Boy Erased Poster

The son of a Baptist preacher is forced to participate in a church-supported gay conversion program after being forcibly outed to his parents.


Joel Edgerton


Garrard Conley (based on the memoir Boy Erased by), Joel Edgerton (written for the screen by)

This year sees two films based on Christian gay conversion therapy camps.  The recent Desiree Akhavan’s THE MISEDUCATION OF CAMERON POST follows a female survivor while BOY ERASED written and directed by Joel  Edgerton sees a male counterpart.  Both are excellent films.  It is worthwhile to watch both films as the two films treat the material quite differently.  But the aim of discrediting these camps is identical.  And both films are based on true stories written into acclaimed novels.  BOY ERASED is based on Garrard Conley’s memoir.  Conley, who was present during the promo screening I attended mentioned the one incident that was changed in the film that Edgerton inserted for artistic purpose.  Which I agree works.

BOY ERASED has as its subject the teenaged son of a Baptist pastor.  Jared gets good grades, plays basketball, and is in a steady — but chaste — relationship with a girl from school. Everything in his life is going according to plan, until a college friend outs Jared as gay.

Jared (Lucas Hedges) is forced into a gay-conversion program by his parents (Nicole Kidman and Russell Crowe) – shown in the film as a very scary cloistered world of brainwashing.

Overseen by Victor Sykes (Edgerton, in a superbly cagey performance), the program’s bullying and bigotry fosters an environment that is anything but a refuge. Though Jared begins the program desperate to be healed, he begins to wonder about the validity of the program after witnessing a few terrible incidents.

Being based on real live events, what transpires on screen is realistically scary.  One incident includes a suicide that occurs as a result of extreme psychological distress of the patients. What is moving about the story is the sincere love of Jared’s parents.  Pastor Marshall loves his son but cannot accept that his son his gay.  In the film’s most dramatic confrontational scene between father and son, Jared tells his father:”I am gay, deal with it!”   Mother Nancy does what a wife should do but not what a mother should.  She sides with her husband till she finally sees the light and switches to her son’s side.  Kidman delivers an extraordinary performance as the mother.  The parents are not the villains in this piece.  (This issue is sidestepped in THE MISEDUCATION OF CAMERON POST as Cameron is an orphan.)  Sykes is the villain, brainwashing the patients while preventing them from letting outsiders know what really goes on in the place.  Sykes has no real qualifications either.  The irony of all this is at present (according to the closing credits), Sykes is living with his new husband somewhere else in the U.S.

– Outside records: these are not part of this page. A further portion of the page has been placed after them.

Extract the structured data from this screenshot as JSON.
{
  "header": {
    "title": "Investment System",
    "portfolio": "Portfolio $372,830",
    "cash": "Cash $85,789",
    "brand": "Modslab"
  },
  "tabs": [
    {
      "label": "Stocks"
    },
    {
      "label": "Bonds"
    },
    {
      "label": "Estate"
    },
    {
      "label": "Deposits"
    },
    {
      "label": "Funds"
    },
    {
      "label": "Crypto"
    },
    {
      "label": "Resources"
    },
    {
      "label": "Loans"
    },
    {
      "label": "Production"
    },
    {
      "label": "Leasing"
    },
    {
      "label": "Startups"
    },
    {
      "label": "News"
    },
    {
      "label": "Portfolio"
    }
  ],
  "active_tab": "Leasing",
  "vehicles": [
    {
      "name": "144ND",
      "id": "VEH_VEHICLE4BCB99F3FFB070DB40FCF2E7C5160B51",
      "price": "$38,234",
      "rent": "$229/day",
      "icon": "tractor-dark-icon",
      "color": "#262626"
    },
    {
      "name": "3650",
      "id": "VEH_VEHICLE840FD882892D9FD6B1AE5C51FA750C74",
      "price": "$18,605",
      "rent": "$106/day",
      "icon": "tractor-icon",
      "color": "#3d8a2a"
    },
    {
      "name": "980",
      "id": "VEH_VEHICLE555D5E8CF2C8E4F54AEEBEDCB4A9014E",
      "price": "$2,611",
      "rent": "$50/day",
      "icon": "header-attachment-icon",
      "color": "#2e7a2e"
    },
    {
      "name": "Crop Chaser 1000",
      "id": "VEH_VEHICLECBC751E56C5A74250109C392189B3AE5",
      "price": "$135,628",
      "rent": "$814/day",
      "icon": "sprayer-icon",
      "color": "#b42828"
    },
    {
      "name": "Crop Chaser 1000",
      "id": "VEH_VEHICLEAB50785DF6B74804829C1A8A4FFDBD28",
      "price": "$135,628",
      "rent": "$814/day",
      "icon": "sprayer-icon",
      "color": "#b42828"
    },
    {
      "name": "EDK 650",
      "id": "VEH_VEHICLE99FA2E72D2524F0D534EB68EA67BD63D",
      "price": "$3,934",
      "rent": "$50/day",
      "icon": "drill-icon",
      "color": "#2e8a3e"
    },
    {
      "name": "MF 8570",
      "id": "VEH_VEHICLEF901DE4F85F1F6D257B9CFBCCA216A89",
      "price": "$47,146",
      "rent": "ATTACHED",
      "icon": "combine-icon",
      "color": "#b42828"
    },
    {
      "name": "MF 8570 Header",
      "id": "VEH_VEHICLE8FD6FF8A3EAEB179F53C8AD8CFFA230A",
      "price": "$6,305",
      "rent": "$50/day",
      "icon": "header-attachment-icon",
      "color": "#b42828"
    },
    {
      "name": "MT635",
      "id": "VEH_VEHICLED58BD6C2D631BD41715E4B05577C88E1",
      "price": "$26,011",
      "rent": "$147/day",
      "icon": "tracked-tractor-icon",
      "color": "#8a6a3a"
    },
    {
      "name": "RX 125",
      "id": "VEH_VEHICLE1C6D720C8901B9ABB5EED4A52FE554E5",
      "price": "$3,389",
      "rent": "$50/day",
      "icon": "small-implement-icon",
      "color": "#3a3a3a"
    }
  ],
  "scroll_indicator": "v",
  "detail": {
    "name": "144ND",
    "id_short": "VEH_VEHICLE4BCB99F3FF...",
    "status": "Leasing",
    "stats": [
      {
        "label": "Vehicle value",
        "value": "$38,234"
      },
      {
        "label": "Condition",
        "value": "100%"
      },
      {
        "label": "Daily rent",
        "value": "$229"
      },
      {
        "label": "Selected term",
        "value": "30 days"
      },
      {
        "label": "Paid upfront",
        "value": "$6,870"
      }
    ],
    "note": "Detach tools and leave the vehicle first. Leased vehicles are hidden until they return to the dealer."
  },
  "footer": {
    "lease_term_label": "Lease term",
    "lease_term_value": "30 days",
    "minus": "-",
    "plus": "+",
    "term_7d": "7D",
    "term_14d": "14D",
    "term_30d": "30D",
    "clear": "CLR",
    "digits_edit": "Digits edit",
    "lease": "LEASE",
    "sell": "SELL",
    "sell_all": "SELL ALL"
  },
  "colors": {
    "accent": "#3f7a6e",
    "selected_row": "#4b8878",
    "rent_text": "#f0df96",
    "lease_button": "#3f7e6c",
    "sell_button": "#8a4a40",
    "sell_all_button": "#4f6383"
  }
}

It is not doubt that BOY ERAESD is a dramatic film with a clear message about the survivors of these Christian therapy schools.  In the words of the author Conley present at the promo screening, it is extremely disturbing to learn that many of these centres are still existing, even in New York City.  Many states have already banned these centres.

BOY ERASED is a courageous film that demands to be seen.  Writer/director Edgerton is straight but knows the urgency of the film’s message.